> Task goal
Each line below that includes the word "localhost" is to be reported.

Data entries
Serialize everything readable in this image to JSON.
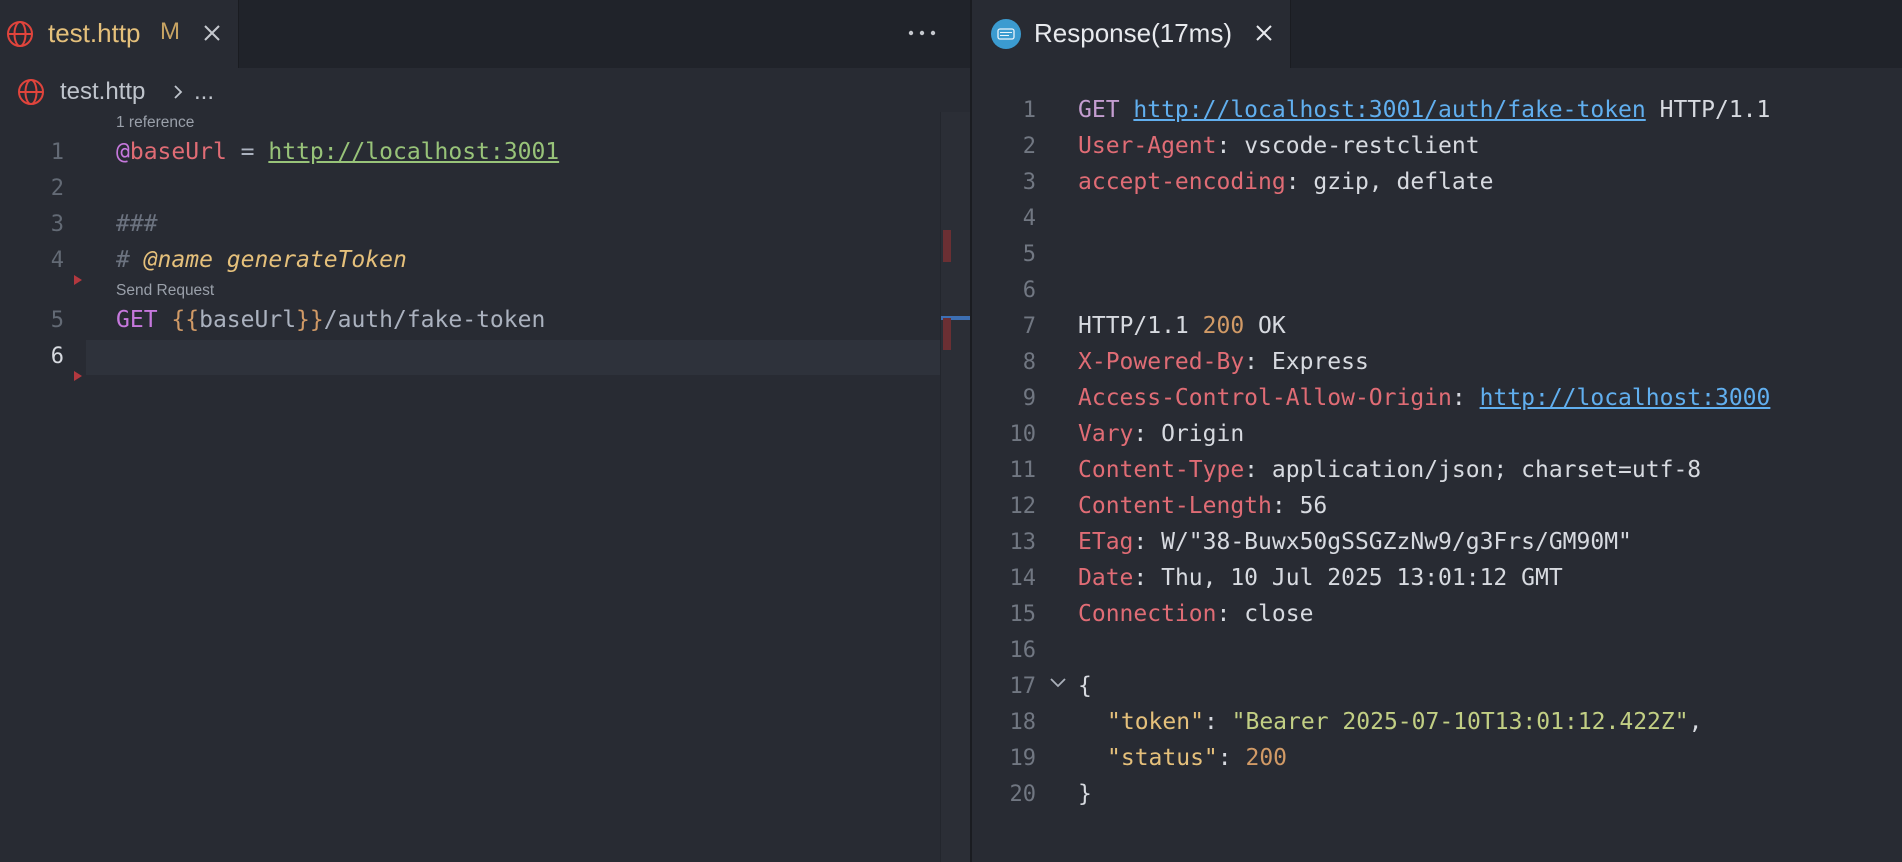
{
  "left_tab": {
    "title": "test.http",
    "modified": "M"
  },
  "breadcrumb": {
    "file": "test.http",
    "more": "..."
  },
  "editor": {
    "codelens_reference": "1 reference",
    "codelens_send": "Send Request",
    "lines": [
      {
        "num": "1",
        "at": "@",
        "var": "baseUrl",
        "op": " = ",
        "url": "http://localhost:3001"
      },
      {
        "num": "2"
      },
      {
        "num": "3",
        "comment": "###"
      },
      {
        "num": "4",
        "hash": "# ",
        "annot_tag": "@name",
        "annot_name": " generateToken"
      },
      {
        "num": "5",
        "method": "GET",
        "brace_open": "{{",
        "var": "baseUrl",
        "brace_close": "}}",
        "path": "/auth/fake-token"
      },
      {
        "num": "6"
      }
    ]
  },
  "right_tab": {
    "title": "Response(17ms)"
  },
  "response": {
    "request_line": {
      "method": "GET ",
      "url": "http://localhost:3001/auth/fake-token",
      "proto": " HTTP/1.1"
    },
    "request_headers": [
      {
        "name": "User-Agent",
        "sep": ": ",
        "value": "vscode-restclient"
      },
      {
        "name": "accept-encoding",
        "sep": ": ",
        "value": "gzip, deflate"
      }
    ],
    "status_line": {
      "proto": "HTTP/1.1 ",
      "code": "200",
      "text": " OK"
    },
    "response_headers": [
      {
        "name": "X-Powered-By",
        "sep": ": ",
        "value": "Express"
      },
      {
        "name": "Access-Control-Allow-Origin",
        "sep": ": ",
        "value": "http://localhost:3000"
      },
      {
        "name": "Vary",
        "sep": ": ",
        "value": "Origin"
      },
      {
        "name": "Content-Type",
        "sep": ": ",
        "value": "application/json; charset=utf-8"
      },
      {
        "name": "Content-Length",
        "sep": ": ",
        "value": "56"
      },
      {
        "name": "ETag",
        "sep": ": ",
        "value": "W/\"38-Buwx50gSSGZzNw9/g3Frs/GM90M\""
      },
      {
        "name": "Date",
        "sep": ": ",
        "value": "Thu, 10 Jul 2025 13:01:12 GMT"
      },
      {
        "name": "Connection",
        "sep": ": ",
        "value": "close"
      }
    ],
    "body": {
      "open": "{",
      "token_key": "\"token\"",
      "token_sep": ": ",
      "token_value": "\"Bearer 2025-07-10T13:01:12.422Z\"",
      "token_comma": ",",
      "status_key": "\"status\"",
      "status_sep": ": ",
      "status_value": "200",
      "close": "}"
    },
    "line_numbers": [
      "1",
      "2",
      "3",
      "4",
      "5",
      "6",
      "7",
      "8",
      "9",
      "10",
      "11",
      "12",
      "13",
      "14",
      "15",
      "16",
      "17",
      "18",
      "19",
      "20"
    ]
  },
  "colors": {
    "accent_red": "#e0443c",
    "keyword": "#c678dd",
    "string": "#98c379",
    "number": "#d19a66"
  }
}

> Result of the task
        "url": "http://localhost:3001"
      "url": "http://localhost:3001/auth/fake-token",
        "value": "http://localhost:3000"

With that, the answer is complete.